The author found that President Trump, "isn't a man of great character or good character. He is a man of none." When this book was written Congress was considering impeaching Trump for his conversation in urging Ukraine to investigate one of his political rivals. The author believes that "impeachment inquiries are painful for the country...[and] it's un-American to hope our president is guilty of high crimes." Rather, the author suggests that Americans should use the voting booth to exercise their frustration and disapproval of President Trump. On November 3, 2020, Americans did just that. President Trump lost the election by more than 7 million votes. As listed below, the author gives us some guidepost to rejuvenate public life.
Guideposts to Rejuvenate Public Life
We need to restore a climate of truth by clearing the air of misinformation and changing how we report, consume, and share news so we aren't living in different realities.
We must re-learn the art of "agreeing to disagree with people whose political views we don't share, rather than alienating them.
It's time to bring the focus on politics closer to home. We need to act within our communities by focusing on educating the next generation about their democracy.
Lastly, the author concludes by stating that, "the character of one man has widened the chasms of American political division...hopefully [this will] cause us to investigate and reinvigorate the character of our nation...If we look within ourselves and undertake the arduous task of moral repair, America can restore the soul of its political system."
Notable Quotes in the Book
"I cannot overstate the consequences of reelecting Donald Trump. I've seen the impact of his leadership on our government and country, up close and all too personal."
"Democrats reading this book...I implore you, if you want a majority of our nation to reject Donald Trump, you must show wisdom and restraint in selecting your party's nominee. Resist the temptation to swerve away from the mainstream. Trust me."
“We are getting the presidency we deserve and the Congress we deserve. Is it not obvious that elected leaders are mimicking our behavior? Their snarky attacks and Twitter jabs sound a lot like the text messages we send, the comments we make below news articles, and the condensing meme we post to Facebook because it’s easier to fire rounds from behind a digital wall than hash out problems face to face."

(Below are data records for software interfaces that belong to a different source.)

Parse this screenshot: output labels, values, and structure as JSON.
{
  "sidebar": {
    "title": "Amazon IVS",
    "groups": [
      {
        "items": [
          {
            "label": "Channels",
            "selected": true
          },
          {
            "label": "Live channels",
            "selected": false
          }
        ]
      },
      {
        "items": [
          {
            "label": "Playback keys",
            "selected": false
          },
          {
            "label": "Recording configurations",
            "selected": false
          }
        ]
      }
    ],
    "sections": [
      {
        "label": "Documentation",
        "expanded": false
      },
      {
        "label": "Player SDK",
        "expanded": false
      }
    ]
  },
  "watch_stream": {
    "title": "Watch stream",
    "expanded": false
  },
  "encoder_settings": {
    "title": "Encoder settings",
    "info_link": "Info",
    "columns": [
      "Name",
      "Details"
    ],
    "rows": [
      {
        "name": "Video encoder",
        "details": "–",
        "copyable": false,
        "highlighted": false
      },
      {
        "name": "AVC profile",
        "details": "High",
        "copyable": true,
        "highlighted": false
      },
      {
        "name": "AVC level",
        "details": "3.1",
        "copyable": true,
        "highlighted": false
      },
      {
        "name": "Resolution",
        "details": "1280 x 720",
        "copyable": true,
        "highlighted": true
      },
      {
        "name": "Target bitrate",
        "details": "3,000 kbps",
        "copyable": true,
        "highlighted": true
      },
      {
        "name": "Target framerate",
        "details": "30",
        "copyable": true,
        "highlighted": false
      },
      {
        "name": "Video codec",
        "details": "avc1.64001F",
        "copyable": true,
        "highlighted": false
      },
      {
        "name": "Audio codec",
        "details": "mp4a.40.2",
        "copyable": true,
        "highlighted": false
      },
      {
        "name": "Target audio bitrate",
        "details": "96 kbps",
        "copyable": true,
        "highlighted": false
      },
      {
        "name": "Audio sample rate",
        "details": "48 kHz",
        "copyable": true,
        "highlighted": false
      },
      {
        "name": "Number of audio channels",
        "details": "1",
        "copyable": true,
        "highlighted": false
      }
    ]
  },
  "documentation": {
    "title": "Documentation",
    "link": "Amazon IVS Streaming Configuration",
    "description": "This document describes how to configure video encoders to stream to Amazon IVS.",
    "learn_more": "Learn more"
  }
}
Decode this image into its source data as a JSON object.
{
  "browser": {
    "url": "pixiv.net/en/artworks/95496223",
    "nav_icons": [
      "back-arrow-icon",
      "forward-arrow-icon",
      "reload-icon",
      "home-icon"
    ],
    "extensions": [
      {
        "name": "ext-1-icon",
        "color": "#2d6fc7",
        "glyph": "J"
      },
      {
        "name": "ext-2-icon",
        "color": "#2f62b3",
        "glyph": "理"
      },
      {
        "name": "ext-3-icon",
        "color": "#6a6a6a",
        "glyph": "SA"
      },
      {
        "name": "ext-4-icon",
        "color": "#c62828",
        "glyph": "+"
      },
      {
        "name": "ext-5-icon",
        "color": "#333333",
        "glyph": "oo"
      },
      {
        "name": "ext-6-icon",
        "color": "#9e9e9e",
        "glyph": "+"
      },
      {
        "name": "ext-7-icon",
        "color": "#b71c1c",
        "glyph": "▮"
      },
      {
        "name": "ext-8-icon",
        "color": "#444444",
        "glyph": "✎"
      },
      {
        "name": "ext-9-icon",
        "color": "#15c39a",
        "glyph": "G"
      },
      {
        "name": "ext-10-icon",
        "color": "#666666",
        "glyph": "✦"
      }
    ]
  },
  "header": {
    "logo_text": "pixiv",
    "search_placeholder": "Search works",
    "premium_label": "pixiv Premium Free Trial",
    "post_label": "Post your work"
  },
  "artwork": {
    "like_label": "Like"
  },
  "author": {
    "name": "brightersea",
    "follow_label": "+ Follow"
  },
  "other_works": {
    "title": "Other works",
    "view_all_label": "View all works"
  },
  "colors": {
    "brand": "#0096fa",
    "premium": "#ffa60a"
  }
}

"It was our choice whether to follow [Trump's] lead. We decided to indulge in irrational speculation. We decided to engage in social-media warfare. We decided to alienate neighbors based on whether they agreed with Trump or not. Our response to the attack led to record levels of incivility."
Anonymous. (2019). A Warning. New York: Twelve.